The WSJ highlights the potential difficulties in bringing back industrial production that has moved overseas, and the problems have to do much more with logistics than the price of the final product for the consumer. Consider the iPhone. While final assembly takes place in Chinese factories, its many parts are made all over the world. The iPhone’s camera is Japanese. The memory chip is South Korean. The power management chip is British, and the wireless circuits are made in Taiwan. The processor is Dutch, and the radio frequency chip is American. The factory workers in China who assemble the final product contribute just 1 percent of the finished product’s value. If Apple decided to move final assembly of their phones back to the U.S., they would need to hire about 60,000 workers. However, in such a low unemployment environment, it would be extremely difficult to fill that many basic, low-paying manufacturing jobs. And if they could find that many workers, they would be just hiring them away from other domestic companies, so the net benefit to the economy overall would be nil.
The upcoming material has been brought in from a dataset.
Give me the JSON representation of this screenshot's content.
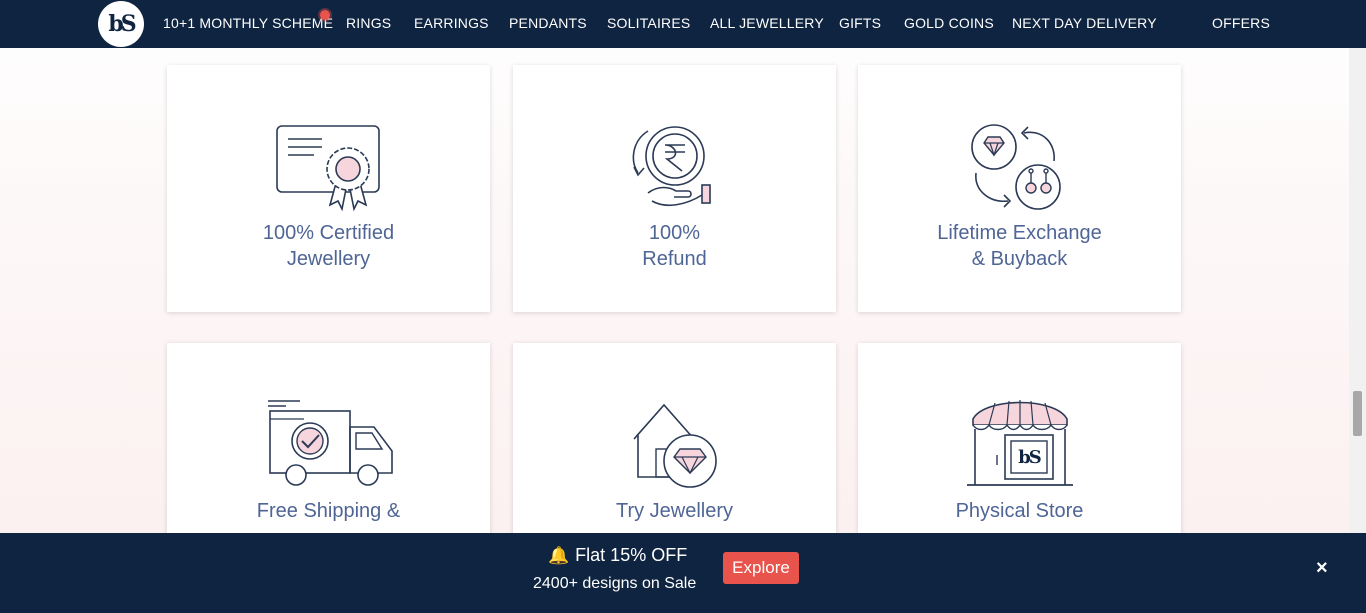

Domestic assembly of an iPhone would only add about $30 to the cost of the phone, but when a new series of phones are released, Apple requires hundreds of thousands of new temporary workers to build inventory in anticipation of the launch. China can provide this flexibility of workers for the temporary ramp up in production, but the U.S. cannot. So, while it is a nice idea to consider building iPhones in the U.S., it is logistically impossible and would not enhance our economy’s health anyway.

The information contained herein represents the views of Westwood Wealth Management at a specific point in time and is based on information believed to be reliable. No representation or warranty is made concerning the accuracy or completeness of any data compiled herein. Any statements non-factual in nature constitute only current opinion, which is subject to change. Any statements concerning financial market trends are based on current market conditions, which will fluctuate. Past performance is not indicative of future results. All information provided herein is for informational purposes only and is not intended to be, and should not be interpreted as, an offer, solicitation, or recommendation to buy or sell or otherwise invest in any of the securities/sectors/countries that may be mentioned.